* _What is needed_:
Lines that include "매수강도" make up the answer; copy all of them from the data below.

Element data from apps and pages:
════════════════

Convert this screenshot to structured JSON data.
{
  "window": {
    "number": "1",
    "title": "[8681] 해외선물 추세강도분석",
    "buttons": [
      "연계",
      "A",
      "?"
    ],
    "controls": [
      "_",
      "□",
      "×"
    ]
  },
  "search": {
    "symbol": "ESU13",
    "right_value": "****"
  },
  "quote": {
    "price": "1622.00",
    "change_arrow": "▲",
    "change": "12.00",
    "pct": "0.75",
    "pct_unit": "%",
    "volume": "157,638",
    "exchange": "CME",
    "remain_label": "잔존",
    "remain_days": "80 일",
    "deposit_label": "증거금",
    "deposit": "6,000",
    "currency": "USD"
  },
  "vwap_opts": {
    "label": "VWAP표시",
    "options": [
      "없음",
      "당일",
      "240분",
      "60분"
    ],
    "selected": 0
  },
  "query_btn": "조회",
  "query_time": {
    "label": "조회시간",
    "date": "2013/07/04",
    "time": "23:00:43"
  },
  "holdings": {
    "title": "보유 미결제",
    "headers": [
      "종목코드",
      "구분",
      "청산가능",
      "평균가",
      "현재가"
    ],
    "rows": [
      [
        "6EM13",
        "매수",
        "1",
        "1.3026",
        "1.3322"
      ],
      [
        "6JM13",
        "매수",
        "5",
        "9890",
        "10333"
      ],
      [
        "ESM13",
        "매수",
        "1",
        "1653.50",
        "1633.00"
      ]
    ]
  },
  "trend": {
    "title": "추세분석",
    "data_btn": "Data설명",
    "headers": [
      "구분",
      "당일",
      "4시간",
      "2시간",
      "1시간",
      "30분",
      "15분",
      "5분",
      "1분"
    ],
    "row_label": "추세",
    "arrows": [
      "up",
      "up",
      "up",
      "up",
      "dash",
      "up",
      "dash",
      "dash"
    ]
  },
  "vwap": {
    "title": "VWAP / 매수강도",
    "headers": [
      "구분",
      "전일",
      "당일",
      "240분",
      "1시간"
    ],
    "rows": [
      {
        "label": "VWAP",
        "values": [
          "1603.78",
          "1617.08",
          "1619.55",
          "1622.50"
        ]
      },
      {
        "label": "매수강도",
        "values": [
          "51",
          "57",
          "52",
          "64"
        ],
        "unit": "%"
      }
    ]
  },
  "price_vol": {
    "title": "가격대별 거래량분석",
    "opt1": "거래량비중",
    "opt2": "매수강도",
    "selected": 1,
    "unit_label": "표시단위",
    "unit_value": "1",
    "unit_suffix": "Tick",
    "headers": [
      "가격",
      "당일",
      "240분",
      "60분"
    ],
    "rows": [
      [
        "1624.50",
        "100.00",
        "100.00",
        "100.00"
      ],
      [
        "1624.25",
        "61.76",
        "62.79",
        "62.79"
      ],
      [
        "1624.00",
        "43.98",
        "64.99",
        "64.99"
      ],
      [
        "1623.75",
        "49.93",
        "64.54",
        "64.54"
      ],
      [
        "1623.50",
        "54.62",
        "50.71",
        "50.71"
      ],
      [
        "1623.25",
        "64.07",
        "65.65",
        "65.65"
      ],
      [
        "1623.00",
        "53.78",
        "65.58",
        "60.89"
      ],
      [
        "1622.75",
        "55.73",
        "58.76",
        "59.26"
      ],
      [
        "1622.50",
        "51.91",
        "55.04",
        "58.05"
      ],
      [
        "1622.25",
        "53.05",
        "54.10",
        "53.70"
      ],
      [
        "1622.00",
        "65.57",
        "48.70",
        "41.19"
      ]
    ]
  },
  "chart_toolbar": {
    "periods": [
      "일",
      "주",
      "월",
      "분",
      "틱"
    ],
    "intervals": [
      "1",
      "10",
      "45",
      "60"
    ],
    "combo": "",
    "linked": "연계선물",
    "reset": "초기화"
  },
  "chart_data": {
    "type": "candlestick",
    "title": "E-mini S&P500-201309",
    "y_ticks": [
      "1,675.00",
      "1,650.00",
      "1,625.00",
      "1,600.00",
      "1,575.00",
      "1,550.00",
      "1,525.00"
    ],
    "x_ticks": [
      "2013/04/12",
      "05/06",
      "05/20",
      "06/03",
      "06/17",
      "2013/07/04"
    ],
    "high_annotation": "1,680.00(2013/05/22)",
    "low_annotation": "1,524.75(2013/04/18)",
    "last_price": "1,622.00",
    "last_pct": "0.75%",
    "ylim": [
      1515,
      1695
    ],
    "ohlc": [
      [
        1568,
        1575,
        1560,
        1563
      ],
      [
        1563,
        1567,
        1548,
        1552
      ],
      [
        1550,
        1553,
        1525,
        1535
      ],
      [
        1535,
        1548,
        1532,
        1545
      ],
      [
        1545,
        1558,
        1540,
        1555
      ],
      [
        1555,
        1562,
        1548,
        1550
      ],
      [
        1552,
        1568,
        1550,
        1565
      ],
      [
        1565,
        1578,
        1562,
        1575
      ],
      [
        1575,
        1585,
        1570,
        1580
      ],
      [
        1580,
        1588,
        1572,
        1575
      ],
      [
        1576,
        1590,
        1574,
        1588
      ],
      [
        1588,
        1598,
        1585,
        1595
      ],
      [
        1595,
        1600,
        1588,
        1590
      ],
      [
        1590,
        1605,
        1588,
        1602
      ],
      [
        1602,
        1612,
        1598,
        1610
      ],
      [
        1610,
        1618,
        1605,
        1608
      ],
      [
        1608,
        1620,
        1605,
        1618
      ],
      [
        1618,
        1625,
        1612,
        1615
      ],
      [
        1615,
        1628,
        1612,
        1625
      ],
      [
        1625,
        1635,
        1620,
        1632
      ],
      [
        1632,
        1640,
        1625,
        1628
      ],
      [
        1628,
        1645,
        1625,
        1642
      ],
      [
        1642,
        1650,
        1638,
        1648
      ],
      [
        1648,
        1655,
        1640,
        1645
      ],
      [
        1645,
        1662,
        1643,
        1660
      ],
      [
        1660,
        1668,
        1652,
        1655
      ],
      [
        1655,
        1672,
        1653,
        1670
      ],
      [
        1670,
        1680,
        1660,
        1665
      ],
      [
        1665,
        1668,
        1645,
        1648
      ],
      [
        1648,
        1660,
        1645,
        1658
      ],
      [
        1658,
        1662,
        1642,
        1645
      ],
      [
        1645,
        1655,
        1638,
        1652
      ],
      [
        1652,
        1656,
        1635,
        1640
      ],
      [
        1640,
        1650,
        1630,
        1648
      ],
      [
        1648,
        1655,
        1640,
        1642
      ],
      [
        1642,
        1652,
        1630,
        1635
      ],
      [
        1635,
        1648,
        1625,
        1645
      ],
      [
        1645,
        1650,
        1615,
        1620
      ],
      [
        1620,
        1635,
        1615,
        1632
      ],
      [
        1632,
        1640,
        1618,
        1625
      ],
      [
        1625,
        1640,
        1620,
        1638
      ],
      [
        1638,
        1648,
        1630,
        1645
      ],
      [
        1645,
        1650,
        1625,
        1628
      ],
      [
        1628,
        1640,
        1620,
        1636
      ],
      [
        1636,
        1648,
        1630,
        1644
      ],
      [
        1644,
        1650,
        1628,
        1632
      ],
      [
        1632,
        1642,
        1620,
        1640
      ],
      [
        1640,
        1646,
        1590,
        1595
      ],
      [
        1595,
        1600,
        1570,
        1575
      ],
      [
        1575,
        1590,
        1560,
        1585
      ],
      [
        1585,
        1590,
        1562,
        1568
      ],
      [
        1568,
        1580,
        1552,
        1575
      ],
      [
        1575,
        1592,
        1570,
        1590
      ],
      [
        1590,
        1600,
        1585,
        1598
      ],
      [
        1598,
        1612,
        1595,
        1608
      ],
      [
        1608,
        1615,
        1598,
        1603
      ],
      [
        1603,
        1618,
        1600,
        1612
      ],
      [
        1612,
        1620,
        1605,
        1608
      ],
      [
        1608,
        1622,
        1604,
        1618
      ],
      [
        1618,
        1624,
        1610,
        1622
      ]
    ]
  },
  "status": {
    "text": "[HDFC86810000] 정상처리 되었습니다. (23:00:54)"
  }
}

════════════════

* _Task output_:
    "title": "VWAP / 매수강도",
        "label": "매수강도",
    "opt2": "매수강도",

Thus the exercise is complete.